## [TASK OBJECTIVE]
Where does the string "理论基础讲解" appear in the material? Copy each line that holds it.

RECORDS FOR THE TASK START

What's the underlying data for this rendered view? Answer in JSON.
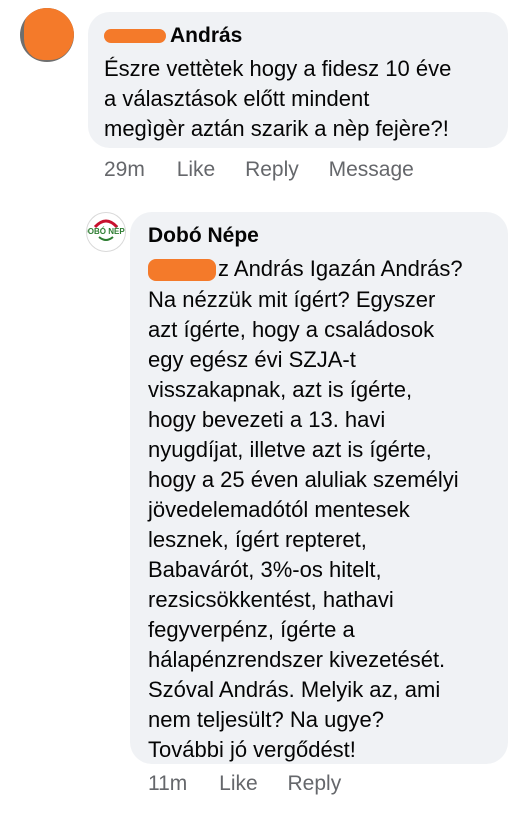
{
  "comments": [
    {
      "author": "András",
      "text": "Észre vettètek hogy a fidesz 10 éve\na választások előtt mindent\nmegìgèr aztán szarik a nèp fejère?!",
      "time": "29m",
      "actions": [
        "Like",
        "Reply",
        "Message"
      ]
    },
    {
      "author": "Dobó Népe",
      "mention_suffix": "z András",
      "text_first_line": "Igazán András?",
      "text": "Na nézzük mit ígért? Egyszer\nazt ígérte, hogy a családosok\negy egész évi SZJA-t\nvisszakapnak, azt is ígérte,\nhogy bevezeti a 13. havi\nnyugdíjat, illetve azt is ígérte,\nhogy a 25 éven aluliak személyi\njövedelemadótól mentesek\nlesznek, ígért repteret,\nBabavárót, 3%-os hitelt,\nrezsicsökkentést, hathavi\nfegyverpénz, ígérte a\nhálapénzrendszer kivezetését.\nSzóval András. Melyik az, ami\nnem teljesült? Na ugye?\nTovábbi jó vergődést!",
      "time": "11m",
      "actions": [
        "Like",
        "Reply"
      ],
      "avatar_text": "DOBÓ NÉPE"
    }
  ],
  "colors": {
    "bubble": "#f0f2f5",
    "secondary_text": "#65676b",
    "redaction": "#f47a2a",
    "logo_red": "#c8102e",
    "logo_green": "#2e7d32"
  }
}
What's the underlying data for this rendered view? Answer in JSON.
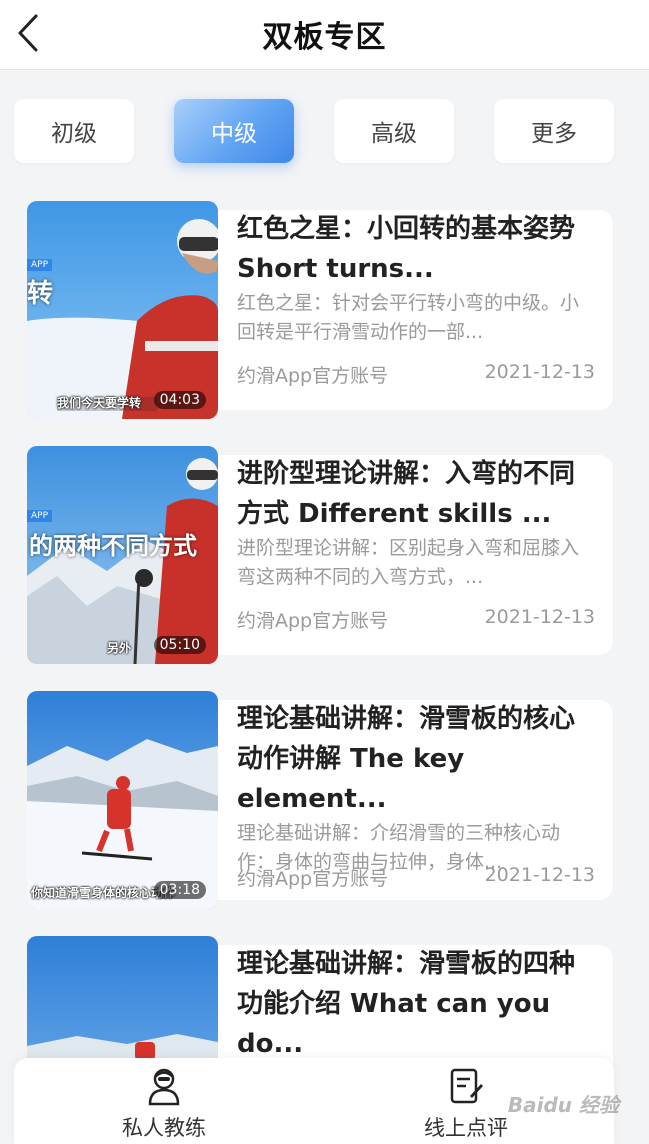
{
  "header": {
    "title": "双板专区"
  },
  "tabs": [
    {
      "label": "初级",
      "active": false
    },
    {
      "label": "中级",
      "active": true
    },
    {
      "label": "高级",
      "active": false
    },
    {
      "label": "更多",
      "active": false
    }
  ],
  "videos": [
    {
      "title": "红色之星：小回转的基本姿势 Short turns...",
      "desc": "红色之星：针对会平行转小弯的中级。小回转是平行滑雪动作的一部...",
      "author": "约滑App官方账号",
      "date": "2021-12-13",
      "duration": "04:03",
      "thumb_overlay": "转",
      "thumb_caption": "我们今天要学转",
      "thumb_tag": "APP"
    },
    {
      "title": "进阶型理论讲解：入弯的不同方式 Different skills ...",
      "desc": "进阶型理论讲解：区别起身入弯和屈膝入弯这两种不同的入弯方式，...",
      "author": "约滑App官方账号",
      "date": "2021-12-13",
      "duration": "05:10",
      "thumb_overlay": "的两种不同方式",
      "thumb_caption": "另外",
      "thumb_tag": "APP"
    },
    {
      "title": "理论基础讲解：滑雪板的核心动作讲解 The key element...",
      "desc": "理论基础讲解：介绍滑雪的三种核心动作：身体的弯曲与拉伸，身体...",
      "author": "约滑App官方账号",
      "date": "2021-12-13",
      "duration": "03:18",
      "thumb_caption": "你知道滑雪身体的核心动作",
      "thumb_tag": ""
    },
    {
      "title": "理论基础讲解：滑雪板的四种功能介绍 What can you do...",
      "desc": "",
      "author": "",
      "date": "",
      "duration": "",
      "thumb_caption": "",
      "thumb_tag": ""
    }
  ],
  "bottom_nav": [
    {
      "label": "私人教练",
      "icon": "coach-icon"
    },
    {
      "label": "线上点评",
      "icon": "review-icon"
    }
  ],
  "watermark": "Baidu 经验",
  "colors": {
    "accent": "#3f86ea",
    "accent_light": "#a9d0fb",
    "background": "#f3f4f6",
    "card": "#ffffff",
    "muted_text": "#9a9a9a"
  }
}
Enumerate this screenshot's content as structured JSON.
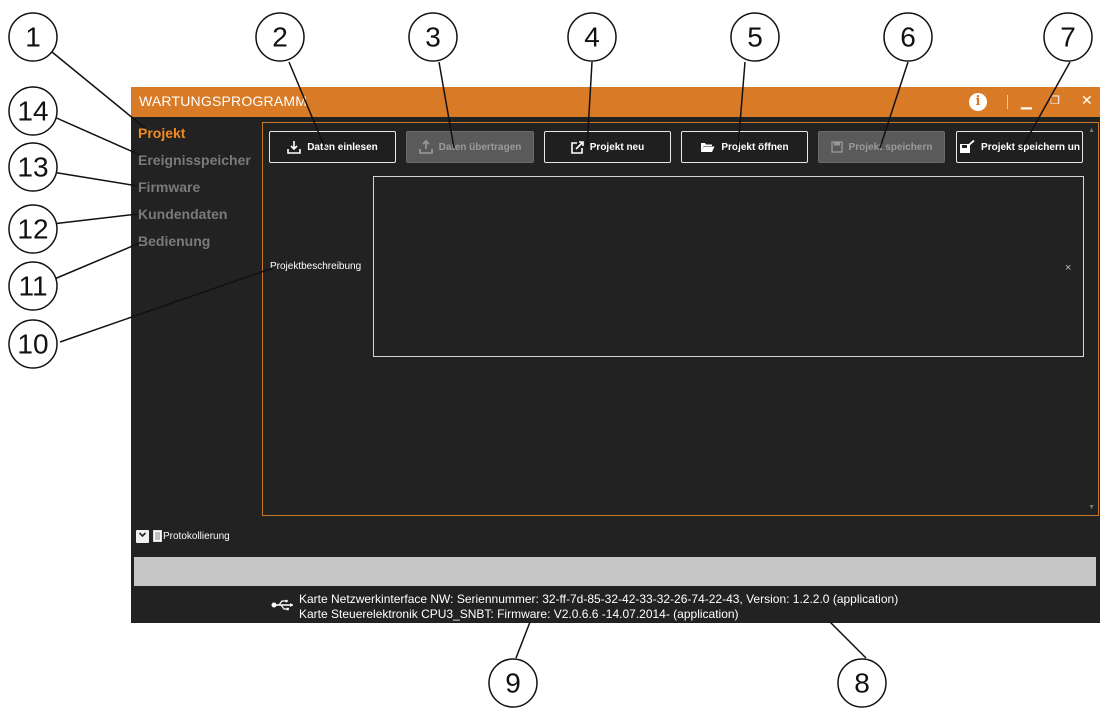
{
  "window": {
    "title": "WARTUNGSPROGRAMM",
    "accent_color": "#d87a26",
    "title_controls": [
      "info-icon",
      "minimize-icon",
      "restore-icon",
      "close-icon"
    ]
  },
  "sidebar": {
    "items": [
      {
        "label": "Projekt",
        "active": true
      },
      {
        "label": "Ereignisspeicher",
        "active": false
      },
      {
        "label": "Firmware",
        "active": false
      },
      {
        "label": "Kundendaten",
        "active": false
      },
      {
        "label": "Bedienung",
        "active": false
      }
    ]
  },
  "toolbar": {
    "buttons": [
      {
        "label": "Daten einlesen",
        "icon": "download-tray-icon",
        "enabled": true
      },
      {
        "label": "Daten übertragen",
        "icon": "upload-tray-icon",
        "enabled": false
      },
      {
        "label": "Projekt neu",
        "icon": "new-external-icon",
        "enabled": true
      },
      {
        "label": "Projekt öffnen",
        "icon": "folder-open-icon",
        "enabled": true
      },
      {
        "label": "Projekt speichern",
        "icon": "save-icon",
        "enabled": false
      },
      {
        "label": "Projekt speichern un",
        "icon": "save-as-icon",
        "enabled": true
      }
    ]
  },
  "project": {
    "description_label": "Projektbeschreibung",
    "description_value": "",
    "clear_symbol": "×"
  },
  "log": {
    "label": "Protokollierung",
    "toggle_symbol": "⌄"
  },
  "status": {
    "lines": [
      "Karte Netzwerkinterface NW: Seriennummer: 32-ff-7d-85-32-42-33-32-26-74-22-43, Version: 1.2.2.0 (application)",
      "Karte Steuerelektronik CPU3_SNBT: Firmware: V2.0.6.6 -14.07.2014-  (application)"
    ],
    "icon": "usb-icon"
  },
  "callouts": [
    "1",
    "2",
    "3",
    "4",
    "5",
    "6",
    "7",
    "8",
    "9",
    "10",
    "11",
    "12",
    "13",
    "14"
  ]
}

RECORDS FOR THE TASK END

## [SOLVED PROBLEM]
      "title": "理论基础讲解：滑雪板的核心动作讲解 The key element...",
      "desc": "理论基础讲解：介绍滑雪的三种核心动作：身体的弯曲与拉伸，身体...",
      "title": "理论基础讲解：滑雪板的四种功能介绍 What can you do...",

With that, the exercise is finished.